Place your lump of dough into the bread pan. You might need to stretch it out a bit with your hands to make it fit better. Cover with a wet dish towel. Let rise until the top of the dough is rounding over the top of the pan. This took my yeast only 4 1/2 hours, but my kitchen is warm. It could take up to 8 hours depending on your local yeast and the temperature and humidity of your house.

Just set in the pan and ready to bake.

Do not let it over rise or it will start falling over the edge of the pan. This loaf was perfect. I found that if I let it rise too long on the counter it would not rise well in the oven while baking and the texture was not right.

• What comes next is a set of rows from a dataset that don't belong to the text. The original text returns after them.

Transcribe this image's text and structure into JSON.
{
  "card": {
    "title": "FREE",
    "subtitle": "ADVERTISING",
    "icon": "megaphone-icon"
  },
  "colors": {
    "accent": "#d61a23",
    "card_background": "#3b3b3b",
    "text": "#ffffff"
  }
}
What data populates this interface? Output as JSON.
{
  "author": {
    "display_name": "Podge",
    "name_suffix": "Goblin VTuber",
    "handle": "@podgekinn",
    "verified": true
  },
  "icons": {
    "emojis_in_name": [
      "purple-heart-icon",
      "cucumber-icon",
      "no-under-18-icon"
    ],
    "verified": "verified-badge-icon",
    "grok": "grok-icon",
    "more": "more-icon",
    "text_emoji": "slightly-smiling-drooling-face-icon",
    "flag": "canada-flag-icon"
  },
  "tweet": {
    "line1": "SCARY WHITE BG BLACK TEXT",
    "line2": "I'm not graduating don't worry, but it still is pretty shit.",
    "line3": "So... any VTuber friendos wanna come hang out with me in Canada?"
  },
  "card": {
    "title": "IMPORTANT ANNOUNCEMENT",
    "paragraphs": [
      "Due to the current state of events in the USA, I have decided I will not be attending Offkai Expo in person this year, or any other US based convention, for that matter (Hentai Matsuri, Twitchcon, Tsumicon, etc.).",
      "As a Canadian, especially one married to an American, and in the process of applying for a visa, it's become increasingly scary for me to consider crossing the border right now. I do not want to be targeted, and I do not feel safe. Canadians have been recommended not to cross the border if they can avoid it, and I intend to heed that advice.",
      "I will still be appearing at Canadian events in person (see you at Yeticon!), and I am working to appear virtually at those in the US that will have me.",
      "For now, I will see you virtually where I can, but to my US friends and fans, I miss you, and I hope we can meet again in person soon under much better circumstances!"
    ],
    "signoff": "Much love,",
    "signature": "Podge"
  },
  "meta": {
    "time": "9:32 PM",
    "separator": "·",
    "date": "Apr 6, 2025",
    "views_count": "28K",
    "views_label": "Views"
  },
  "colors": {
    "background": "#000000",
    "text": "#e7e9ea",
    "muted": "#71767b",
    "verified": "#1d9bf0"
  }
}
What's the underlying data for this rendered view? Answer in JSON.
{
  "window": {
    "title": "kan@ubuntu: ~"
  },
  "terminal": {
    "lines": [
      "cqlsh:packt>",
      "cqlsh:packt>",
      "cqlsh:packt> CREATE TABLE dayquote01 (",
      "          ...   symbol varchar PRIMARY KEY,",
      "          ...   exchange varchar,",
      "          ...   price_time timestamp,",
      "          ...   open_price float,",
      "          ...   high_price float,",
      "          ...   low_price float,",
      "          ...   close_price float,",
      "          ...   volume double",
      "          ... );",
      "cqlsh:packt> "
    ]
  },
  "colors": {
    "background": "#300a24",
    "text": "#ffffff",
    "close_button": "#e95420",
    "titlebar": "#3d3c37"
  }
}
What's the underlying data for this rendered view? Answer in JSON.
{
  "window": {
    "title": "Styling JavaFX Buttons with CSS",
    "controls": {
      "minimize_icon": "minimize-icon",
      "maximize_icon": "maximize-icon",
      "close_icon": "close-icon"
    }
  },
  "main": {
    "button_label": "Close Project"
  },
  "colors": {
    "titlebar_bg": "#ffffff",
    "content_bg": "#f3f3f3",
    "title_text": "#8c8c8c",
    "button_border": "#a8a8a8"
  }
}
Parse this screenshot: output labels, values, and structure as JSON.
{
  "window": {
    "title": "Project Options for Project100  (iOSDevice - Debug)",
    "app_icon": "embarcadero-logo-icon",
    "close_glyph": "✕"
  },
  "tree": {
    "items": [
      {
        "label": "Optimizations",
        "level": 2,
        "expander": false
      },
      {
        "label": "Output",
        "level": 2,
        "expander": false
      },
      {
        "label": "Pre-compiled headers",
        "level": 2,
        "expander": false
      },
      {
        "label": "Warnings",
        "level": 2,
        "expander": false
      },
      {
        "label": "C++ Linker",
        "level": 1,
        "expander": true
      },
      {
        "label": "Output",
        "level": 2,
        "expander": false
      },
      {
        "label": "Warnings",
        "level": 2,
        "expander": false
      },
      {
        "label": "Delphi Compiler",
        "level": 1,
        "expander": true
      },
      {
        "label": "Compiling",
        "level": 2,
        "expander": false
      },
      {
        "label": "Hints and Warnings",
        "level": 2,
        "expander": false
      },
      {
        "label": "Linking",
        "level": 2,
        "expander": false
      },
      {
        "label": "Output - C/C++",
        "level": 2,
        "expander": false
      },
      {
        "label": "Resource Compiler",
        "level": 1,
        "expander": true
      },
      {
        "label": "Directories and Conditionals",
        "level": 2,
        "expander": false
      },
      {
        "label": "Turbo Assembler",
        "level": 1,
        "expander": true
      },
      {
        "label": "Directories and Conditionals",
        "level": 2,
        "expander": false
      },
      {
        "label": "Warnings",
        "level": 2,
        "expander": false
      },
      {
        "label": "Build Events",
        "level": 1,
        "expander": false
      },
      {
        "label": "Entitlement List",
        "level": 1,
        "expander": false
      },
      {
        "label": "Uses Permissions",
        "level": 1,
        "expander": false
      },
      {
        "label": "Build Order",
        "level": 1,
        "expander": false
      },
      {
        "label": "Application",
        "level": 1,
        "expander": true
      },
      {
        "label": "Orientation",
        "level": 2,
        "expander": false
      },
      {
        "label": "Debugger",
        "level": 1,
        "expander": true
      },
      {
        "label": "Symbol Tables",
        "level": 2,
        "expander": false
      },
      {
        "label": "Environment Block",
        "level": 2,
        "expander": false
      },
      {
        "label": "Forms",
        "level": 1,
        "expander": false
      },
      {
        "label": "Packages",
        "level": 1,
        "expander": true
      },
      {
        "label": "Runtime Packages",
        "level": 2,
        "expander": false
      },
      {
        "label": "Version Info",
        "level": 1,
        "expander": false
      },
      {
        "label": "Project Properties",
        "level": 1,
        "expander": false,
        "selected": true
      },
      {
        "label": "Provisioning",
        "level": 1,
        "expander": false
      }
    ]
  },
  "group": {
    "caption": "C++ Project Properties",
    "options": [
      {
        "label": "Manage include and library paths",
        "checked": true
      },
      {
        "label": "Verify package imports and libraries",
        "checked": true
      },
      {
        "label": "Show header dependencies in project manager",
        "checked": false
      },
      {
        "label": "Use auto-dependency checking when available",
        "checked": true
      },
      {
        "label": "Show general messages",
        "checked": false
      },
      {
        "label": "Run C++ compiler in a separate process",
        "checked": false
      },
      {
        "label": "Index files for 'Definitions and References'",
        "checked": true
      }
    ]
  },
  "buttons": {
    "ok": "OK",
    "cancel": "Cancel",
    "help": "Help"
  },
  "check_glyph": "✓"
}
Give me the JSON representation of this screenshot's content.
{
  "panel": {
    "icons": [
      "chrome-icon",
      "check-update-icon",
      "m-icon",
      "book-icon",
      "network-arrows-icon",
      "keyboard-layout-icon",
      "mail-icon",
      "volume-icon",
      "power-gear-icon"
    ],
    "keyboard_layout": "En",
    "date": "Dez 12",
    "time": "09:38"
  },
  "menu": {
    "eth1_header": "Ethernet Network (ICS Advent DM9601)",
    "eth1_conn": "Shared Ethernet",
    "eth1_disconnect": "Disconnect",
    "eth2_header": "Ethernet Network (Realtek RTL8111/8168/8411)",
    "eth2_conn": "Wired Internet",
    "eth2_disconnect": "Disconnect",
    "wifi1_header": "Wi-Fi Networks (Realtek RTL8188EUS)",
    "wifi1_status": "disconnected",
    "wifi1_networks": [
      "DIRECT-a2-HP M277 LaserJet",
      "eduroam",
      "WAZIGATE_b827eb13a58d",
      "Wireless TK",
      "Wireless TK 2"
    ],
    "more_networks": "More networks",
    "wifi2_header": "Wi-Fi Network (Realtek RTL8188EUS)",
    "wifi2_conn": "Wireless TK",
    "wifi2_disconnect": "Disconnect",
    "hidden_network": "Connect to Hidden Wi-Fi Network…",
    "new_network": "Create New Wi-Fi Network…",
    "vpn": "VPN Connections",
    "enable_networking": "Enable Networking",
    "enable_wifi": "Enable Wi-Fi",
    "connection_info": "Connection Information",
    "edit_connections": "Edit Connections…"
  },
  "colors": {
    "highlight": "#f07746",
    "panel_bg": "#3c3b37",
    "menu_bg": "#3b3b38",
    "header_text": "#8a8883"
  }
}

Heat the oven to 400 degrees. Bake for 10 minutes, then reduce heat to 350 and bake for another 35-40 minutes, or until the bread is golden brown. The bread should have risen very tall while in the oven.  Remove from the pan and cool on a wire rack. Cool for 5-10 minutes before slicing (if you can wait that long!)

Let me know if you have any questions or need help getting started with the sourdough method!


  1. Okay, I am sold! I just made my sourdough loaf the other day and it was super dense, don't think my sourdough starter survived the winter. So I am trying your sourdough starter and bread recipe this week. I will let you know next week how it turns out :) Question, can I use something in place of the oats?

    1. Thanks for your comment Halle! I think the secret to it not being dense is the unbleached all-purpose flour. Because of the fermentation process, the flour is not bad for you like it is in conventional bread recipes.

      Yes, you can use something in place of the oats. Jesse Hawkins (author of The Vintage Remedies Guide to Bread) recommends barley. Based on what I know of my recipe, you should be able to use any other kind of whole grain (wheat, spelt, buckwheat, etc). If you want to make gluten-free sourdough bread, I suggest getting the book. She has lots of recipes using gluten-free flours, which I won't be experimenting with because we do not have the need.

  2. Have you ever made this into rolls or pizza crust? Or anything else?